"The current environment is likely to have rocked confidence in housing, as fewer people will be in a hurry to get on the ladder when there’s speculation that prices could fall in the months ahead"
Industry analysis by Sirius Property Finance, looked at how mortgage lending has shifted over the months and quarters, while it compared the size of the home purchase sector to the remortgage market, as well as the sector for other advances (mainly second charge loans).
In May total lending reached just £17.264 billion, a 25.4% month-on-month reversal in fortunes following a steep -28.9% drop between April and March when total lending plummeted to just £13.766bn.
However, the total level of lending seen in May of this year remained some -34.9% down on an annual basis and was still the second-lowest monthly total seen since June 2020.
A sluggish quarter to come
The latest data suggests that a sluggish second quarter is to follow, continuing the trend seen since the closing stages of last year.
Total quarterly lending fell by -4.7% between Q3 and Q4 of last year and by -26.5% between the final quarter of last year and the first of this year when it totalled £58.458bn.
So far in Q2, total lending sits at just £31bn, with one month’s figures left to report.
Remortgage market takes a bigger share
Anecdotally there’s been talk of new buyers being put off from buying in the current climate due to affordability constraints, caused by rising energy prices and escalating mortgage rates.
Perhaps it shouldn’t be a surprise therefore that the home purchase market now makes up a smaller proportion of the sector, as it accounted for 56.5% in May 2023, with remortgaging taking up 39.7%, and other advances making up the remaining 3.8%.
This compares to a 61.2% share for home purchases and a 33.8% share for remortgage in April, with the same trends also apparent when viewing market performance on a quarterly basis.
Stronger June expected for the remortgage market
Like the wider mortgage sector, the remortgage sector has also shown signs of bouncing back following a poor April performance and this is likely to continue due to historic factors.
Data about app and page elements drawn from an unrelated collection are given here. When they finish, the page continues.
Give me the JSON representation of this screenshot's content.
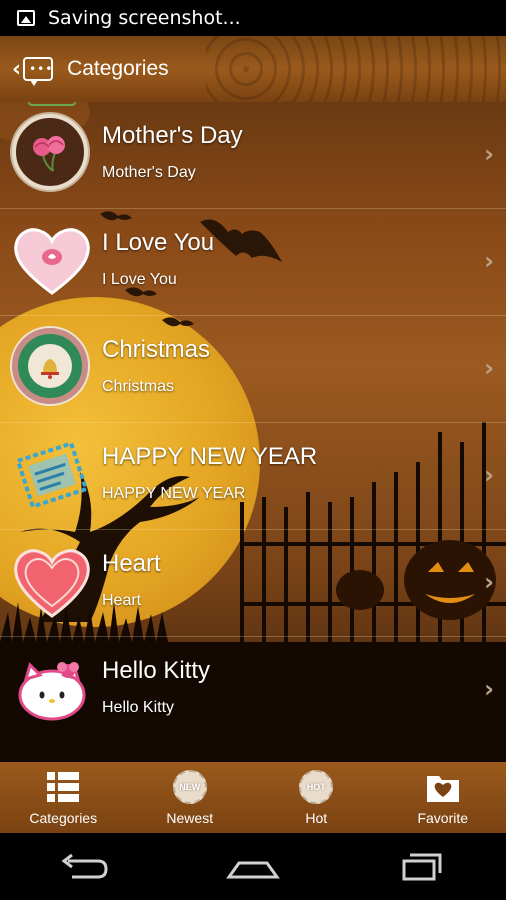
{
  "status_bar": {
    "text": "Saving screenshot..."
  },
  "app_bar": {
    "title": "Categories"
  },
  "categories": [
    {
      "title": "Mother's Day",
      "subtitle": "Mother's Day",
      "icon": "carnation-badge-icon"
    },
    {
      "title": "I Love You",
      "subtitle": "I Love You",
      "icon": "pink-heart-icon"
    },
    {
      "title": "Christmas",
      "subtitle": "Christmas",
      "icon": "christmas-bells-badge-icon"
    },
    {
      "title": "HAPPY NEW YEAR",
      "subtitle": "HAPPY NEW YEAR",
      "icon": "new-year-stamp-icon"
    },
    {
      "title": "Heart",
      "subtitle": "Heart",
      "icon": "red-heart-icon"
    },
    {
      "title": "Hello Kitty",
      "subtitle": "Hello Kitty",
      "icon": "hello-kitty-icon"
    }
  ],
  "tabs": [
    {
      "label": "Categories",
      "icon": "list-icon"
    },
    {
      "label": "Newest",
      "icon": "new-seal-icon",
      "badge": "NEW"
    },
    {
      "label": "Hot",
      "icon": "hot-seal-icon",
      "badge": "HOT"
    },
    {
      "label": "Favorite",
      "icon": "heart-folder-icon"
    }
  ],
  "colors": {
    "bar_brown": "#8a4e18",
    "moon": "#e4a523",
    "text": "#ffffff"
  }
}
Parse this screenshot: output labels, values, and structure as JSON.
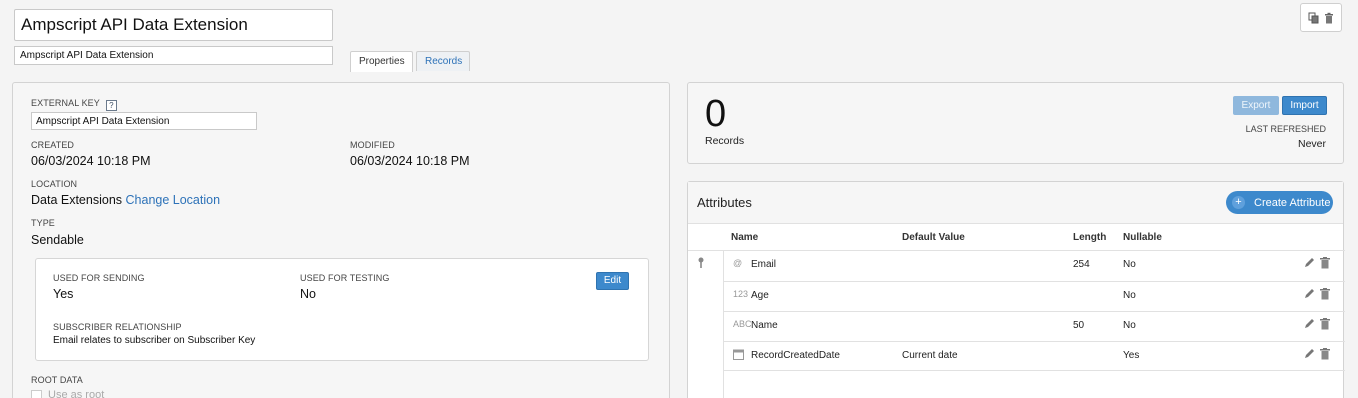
{
  "header": {
    "title_value": "Ampscript API Data Extension",
    "description_value": "Ampscript API Data Extension"
  },
  "tabs": [
    {
      "label": "Properties",
      "active": true
    },
    {
      "label": "Records",
      "active": false
    }
  ],
  "top_actions": {
    "icons": [
      "copy-icon",
      "trash-icon"
    ]
  },
  "properties": {
    "external_key_label": "EXTERNAL KEY",
    "help_glyph": "?",
    "external_key_value": "Ampscript API Data Extension",
    "created_label": "CREATED",
    "created_value": "06/03/2024 10:18 PM",
    "modified_label": "MODIFIED",
    "modified_value": "06/03/2024 10:18 PM",
    "location_label": "LOCATION",
    "location_value": "Data Extensions",
    "change_location_link": "Change Location",
    "type_label": "TYPE",
    "type_value": "Sendable",
    "sending": {
      "used_for_sending_label": "USED FOR SENDING",
      "used_for_sending_value": "Yes",
      "used_for_testing_label": "USED FOR TESTING",
      "used_for_testing_value": "No",
      "edit_label": "Edit",
      "subscriber_relationship_label": "SUBSCRIBER RELATIONSHIP",
      "subscriber_relationship_value": "Email relates to subscriber on Subscriber Key"
    },
    "root_data_label": "ROOT DATA",
    "use_as_root_label": "Use as root"
  },
  "records": {
    "count": "0",
    "count_label": "Records",
    "export_label": "Export",
    "import_label": "Import",
    "last_refreshed_label": "LAST REFRESHED",
    "last_refreshed_value": "Never"
  },
  "attributes": {
    "title": "Attributes",
    "create_label": "Create Attribute",
    "columns": [
      "Name",
      "Default Value",
      "Length",
      "Nullable"
    ],
    "rows": [
      {
        "icon": "@",
        "name": "Email",
        "default": "",
        "length": "254",
        "nullable": "No",
        "primary_key": true
      },
      {
        "icon": "123",
        "name": "Age",
        "default": "",
        "length": "",
        "nullable": "No",
        "primary_key": false
      },
      {
        "icon": "ABC",
        "name": "Name",
        "default": "",
        "length": "50",
        "nullable": "No",
        "primary_key": false
      },
      {
        "icon": "calendar-icon",
        "name": "RecordCreatedDate",
        "default": "Current date",
        "length": "",
        "nullable": "Yes",
        "primary_key": false
      }
    ]
  },
  "colors": {
    "accent": "#3d89cc",
    "link": "#2d72b8",
    "export_disabled": "#8fb8dd"
  }
}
In June 2021 house purchase lending spiked at £35.46 billion, before the generosity of the stamp duty holiday was reined in at the end of that month.
Those who took out a two-year fixed-rate mortgage at the time will have been forced to renegotiate their deals in May and June of this year.
This is likely to be a painful process for those affected, as 13 consecutive interest rate rises from the Bank of England mean their monthly payments are likely to be far higher than they were.
Kimberley Gates, Head of Corporate Partnerships at Sirius Property Finance, commented: “It’s a worrying time for the housing market, as rapidly rising mortgage rates mean fewer people can afford to buy for the first time or take the next step on the ladder.
“The current environment is likely to have rocked confidence in housing, as fewer people will be in a hurry to get on the ladder when there’s speculation that prices could fall in the months ahead.
“For those who are brave enough to buy in this environment, and who can make it work from an affordability perspective, the one positive is there’s the opportunity to haggle on the purchase price, as it’s more of a buyer’s market this year.”